[[ Given data, beginning ]]

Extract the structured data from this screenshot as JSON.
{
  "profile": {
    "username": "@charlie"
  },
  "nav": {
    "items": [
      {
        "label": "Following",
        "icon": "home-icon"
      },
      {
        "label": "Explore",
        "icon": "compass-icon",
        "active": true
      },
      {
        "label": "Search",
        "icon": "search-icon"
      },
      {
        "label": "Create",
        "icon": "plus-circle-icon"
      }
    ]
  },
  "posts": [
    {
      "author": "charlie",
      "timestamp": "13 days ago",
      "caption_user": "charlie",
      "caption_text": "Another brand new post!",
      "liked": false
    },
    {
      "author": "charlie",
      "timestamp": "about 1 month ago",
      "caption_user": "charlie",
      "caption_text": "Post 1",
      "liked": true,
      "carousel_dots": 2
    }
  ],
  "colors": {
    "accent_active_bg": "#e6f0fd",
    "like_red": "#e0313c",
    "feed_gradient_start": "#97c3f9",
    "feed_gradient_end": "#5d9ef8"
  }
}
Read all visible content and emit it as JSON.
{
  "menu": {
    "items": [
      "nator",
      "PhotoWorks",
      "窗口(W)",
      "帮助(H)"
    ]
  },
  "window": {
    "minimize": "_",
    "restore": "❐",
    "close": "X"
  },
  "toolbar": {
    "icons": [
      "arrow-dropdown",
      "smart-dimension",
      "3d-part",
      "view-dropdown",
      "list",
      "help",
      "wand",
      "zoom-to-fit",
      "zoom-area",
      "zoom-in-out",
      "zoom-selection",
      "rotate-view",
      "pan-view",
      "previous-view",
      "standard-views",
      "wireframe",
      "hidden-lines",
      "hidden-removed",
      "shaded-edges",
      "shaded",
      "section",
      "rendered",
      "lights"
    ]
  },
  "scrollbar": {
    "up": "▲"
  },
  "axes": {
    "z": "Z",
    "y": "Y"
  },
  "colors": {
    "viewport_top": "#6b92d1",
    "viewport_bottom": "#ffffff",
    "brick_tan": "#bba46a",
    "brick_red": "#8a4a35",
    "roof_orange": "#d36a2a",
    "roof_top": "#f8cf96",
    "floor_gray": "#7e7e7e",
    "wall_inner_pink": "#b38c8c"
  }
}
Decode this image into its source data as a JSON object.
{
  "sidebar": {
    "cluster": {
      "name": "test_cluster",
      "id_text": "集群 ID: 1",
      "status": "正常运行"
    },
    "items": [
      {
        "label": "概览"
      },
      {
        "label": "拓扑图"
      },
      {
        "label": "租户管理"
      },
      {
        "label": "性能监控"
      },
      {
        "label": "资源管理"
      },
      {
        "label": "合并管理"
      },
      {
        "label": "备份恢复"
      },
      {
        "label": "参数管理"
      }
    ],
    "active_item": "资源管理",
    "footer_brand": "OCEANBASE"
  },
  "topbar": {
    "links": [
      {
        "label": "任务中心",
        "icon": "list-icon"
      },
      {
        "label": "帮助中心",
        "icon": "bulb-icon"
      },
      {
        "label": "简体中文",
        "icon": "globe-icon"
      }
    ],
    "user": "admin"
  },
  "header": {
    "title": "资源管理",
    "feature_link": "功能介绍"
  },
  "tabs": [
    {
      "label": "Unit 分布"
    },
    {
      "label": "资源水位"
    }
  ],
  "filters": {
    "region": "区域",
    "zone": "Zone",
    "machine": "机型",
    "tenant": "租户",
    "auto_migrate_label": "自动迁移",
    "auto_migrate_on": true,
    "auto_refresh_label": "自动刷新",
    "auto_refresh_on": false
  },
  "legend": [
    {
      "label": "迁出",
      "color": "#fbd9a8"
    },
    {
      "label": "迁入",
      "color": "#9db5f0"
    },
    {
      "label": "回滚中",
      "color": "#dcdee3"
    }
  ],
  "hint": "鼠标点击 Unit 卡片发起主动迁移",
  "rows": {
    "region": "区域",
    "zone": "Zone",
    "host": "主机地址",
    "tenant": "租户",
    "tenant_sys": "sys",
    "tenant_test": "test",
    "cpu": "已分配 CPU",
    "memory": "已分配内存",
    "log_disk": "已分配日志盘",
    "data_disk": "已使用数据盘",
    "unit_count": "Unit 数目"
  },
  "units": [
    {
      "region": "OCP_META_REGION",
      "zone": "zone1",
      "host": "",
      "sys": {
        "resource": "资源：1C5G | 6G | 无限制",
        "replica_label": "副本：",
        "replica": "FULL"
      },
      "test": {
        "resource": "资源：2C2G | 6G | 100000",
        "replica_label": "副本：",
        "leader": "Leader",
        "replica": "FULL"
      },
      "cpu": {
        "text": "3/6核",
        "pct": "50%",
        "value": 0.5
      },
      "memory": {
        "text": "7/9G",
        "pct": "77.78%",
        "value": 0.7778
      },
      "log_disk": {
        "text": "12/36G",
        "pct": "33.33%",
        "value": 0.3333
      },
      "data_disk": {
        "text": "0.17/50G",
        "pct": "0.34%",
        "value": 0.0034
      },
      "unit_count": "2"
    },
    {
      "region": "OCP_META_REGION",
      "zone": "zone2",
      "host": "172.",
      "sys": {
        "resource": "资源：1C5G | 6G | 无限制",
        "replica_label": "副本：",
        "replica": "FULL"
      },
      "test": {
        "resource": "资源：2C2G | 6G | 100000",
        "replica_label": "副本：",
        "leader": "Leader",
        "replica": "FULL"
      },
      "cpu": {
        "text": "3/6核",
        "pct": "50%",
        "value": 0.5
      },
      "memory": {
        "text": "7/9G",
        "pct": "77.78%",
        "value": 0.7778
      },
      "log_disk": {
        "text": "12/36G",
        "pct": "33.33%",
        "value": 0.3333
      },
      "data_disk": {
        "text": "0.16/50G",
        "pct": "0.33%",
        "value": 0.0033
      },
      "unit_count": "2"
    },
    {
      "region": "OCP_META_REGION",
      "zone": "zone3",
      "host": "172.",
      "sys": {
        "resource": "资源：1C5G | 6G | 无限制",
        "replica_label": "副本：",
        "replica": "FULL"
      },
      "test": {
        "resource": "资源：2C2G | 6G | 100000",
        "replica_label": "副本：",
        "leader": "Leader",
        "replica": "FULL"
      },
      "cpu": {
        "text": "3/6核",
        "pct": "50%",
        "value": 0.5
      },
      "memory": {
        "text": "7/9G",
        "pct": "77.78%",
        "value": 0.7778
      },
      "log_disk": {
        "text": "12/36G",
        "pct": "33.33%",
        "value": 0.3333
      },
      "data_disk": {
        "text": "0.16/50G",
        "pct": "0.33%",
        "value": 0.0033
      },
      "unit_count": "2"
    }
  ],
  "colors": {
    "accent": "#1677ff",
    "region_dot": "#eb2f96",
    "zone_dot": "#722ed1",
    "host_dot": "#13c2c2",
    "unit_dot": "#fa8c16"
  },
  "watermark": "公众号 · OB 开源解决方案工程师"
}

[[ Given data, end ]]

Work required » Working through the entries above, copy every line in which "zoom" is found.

Answer box »
      "zoom-to-fit",
      "zoom-area",
      "zoom-in-out",
      "zoom-selection",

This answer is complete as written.